The Basilica of Saint Demetrios is one of the oldest, and by far one of the most venerable Byzantine churches in Thesaloniki. It was built to honour Demetrios, a young Roman citizen of senatorial class who was imprisoned and met his death as a Christian martyr during the persecutions of Galerius in 303 AD.
A few years after Demetrio’s death a small chapel was established on the site of his martyrdom, and in the 5th century, Leontios, an important provincial governor, had a large basilica constructed on the site, installing the tomb of the saint in a silver ciborium. This 5th century basilica was destroyed by the earthquake of 620 and the fire that followed it, to be rebuilt under the supervision of the Bishop of Thessaloniki and Leon, the Governor of the city.
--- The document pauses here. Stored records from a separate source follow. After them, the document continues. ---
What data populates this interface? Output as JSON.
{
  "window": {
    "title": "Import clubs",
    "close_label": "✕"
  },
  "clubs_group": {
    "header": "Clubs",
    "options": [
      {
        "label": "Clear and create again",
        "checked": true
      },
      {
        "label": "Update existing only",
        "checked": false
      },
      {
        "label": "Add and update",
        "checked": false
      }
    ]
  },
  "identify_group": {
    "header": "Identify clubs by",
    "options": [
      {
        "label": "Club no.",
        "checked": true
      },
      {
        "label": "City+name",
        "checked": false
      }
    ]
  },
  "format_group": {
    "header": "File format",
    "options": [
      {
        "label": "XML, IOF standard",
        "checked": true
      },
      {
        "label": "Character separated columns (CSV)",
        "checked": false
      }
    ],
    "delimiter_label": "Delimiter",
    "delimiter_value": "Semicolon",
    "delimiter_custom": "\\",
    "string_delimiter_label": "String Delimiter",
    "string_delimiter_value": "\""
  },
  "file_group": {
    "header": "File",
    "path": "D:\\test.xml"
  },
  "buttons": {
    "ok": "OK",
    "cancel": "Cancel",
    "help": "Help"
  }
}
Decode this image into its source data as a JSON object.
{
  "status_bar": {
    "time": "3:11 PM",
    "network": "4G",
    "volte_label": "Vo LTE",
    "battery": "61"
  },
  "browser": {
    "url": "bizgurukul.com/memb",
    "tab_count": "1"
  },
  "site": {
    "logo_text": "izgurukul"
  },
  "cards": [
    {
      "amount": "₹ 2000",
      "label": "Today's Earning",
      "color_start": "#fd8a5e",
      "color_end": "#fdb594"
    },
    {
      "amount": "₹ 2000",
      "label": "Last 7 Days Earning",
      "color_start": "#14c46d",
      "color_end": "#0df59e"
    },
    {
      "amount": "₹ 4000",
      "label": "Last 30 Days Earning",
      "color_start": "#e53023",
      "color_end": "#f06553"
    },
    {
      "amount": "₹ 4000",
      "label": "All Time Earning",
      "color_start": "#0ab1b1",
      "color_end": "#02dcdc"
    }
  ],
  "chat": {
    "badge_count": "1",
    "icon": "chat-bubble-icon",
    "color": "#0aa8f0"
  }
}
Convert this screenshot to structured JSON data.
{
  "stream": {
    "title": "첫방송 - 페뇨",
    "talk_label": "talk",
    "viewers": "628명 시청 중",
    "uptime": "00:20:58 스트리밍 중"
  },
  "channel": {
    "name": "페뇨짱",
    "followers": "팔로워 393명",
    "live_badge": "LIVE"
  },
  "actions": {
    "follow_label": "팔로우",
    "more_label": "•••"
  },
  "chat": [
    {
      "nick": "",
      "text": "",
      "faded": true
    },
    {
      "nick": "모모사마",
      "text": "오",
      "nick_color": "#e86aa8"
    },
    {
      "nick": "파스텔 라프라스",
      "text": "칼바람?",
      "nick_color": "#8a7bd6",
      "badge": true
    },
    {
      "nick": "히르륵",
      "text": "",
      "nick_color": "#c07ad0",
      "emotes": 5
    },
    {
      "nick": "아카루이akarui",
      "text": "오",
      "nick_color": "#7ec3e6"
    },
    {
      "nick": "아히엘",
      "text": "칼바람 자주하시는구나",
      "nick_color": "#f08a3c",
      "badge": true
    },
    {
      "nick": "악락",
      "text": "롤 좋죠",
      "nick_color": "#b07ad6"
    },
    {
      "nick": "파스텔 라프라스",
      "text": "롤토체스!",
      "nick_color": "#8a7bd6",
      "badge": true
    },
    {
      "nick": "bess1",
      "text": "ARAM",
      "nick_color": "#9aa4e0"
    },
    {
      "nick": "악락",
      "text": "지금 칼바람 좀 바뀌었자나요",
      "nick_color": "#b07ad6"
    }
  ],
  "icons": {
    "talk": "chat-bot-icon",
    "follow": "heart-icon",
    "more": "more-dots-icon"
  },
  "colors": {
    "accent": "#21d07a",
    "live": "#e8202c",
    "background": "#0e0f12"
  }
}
Throughout the Byzantine period, the church of Saint Demetrios became the center of his cult, and the Demetria festival, the venue through which, each October, the people of the city and pilgrims from all over the Christian world, honoured the patron saint of Thessaloniki. In 1493, the Ottomans converted the church into a mosque. It returned to Christian worship in 1912, when Thessaloniki was liberated by the Greek army. Unfortunately, in 1917 the church was destroyed once more by fire. The reconstruction and restoration of the church, which retained and incorporated those parts of the building which had survived the fire, were completed in 1949.
The church of Saint Dimitrios is a five-ailed Basilica with opulent sculptural decoration, intricate marble opus sectile, remarkable mosaics and austere-looking wall paintings.
Our students were greatly impressed by the 7th century mosaic presenting Saint Demetrios with two children. A youthful Saint is depicted dressed in luxuriously patterned robes with the distinctive senatorial tavlion across his chest, resting a protective hand on the shoulder of the older child, who were probably saved through his intercessions.
We ended our tour visiting the church’s Crypt, the place where, according to tradition, Dimitrios was imprisoned and executed back in the early 4th century AD. Our students loved this mysterious Crypt. I think they fully understood how special this place was for hundreds of years. I believe they deeply felt its magical aura.
Host Country Studies Coordinator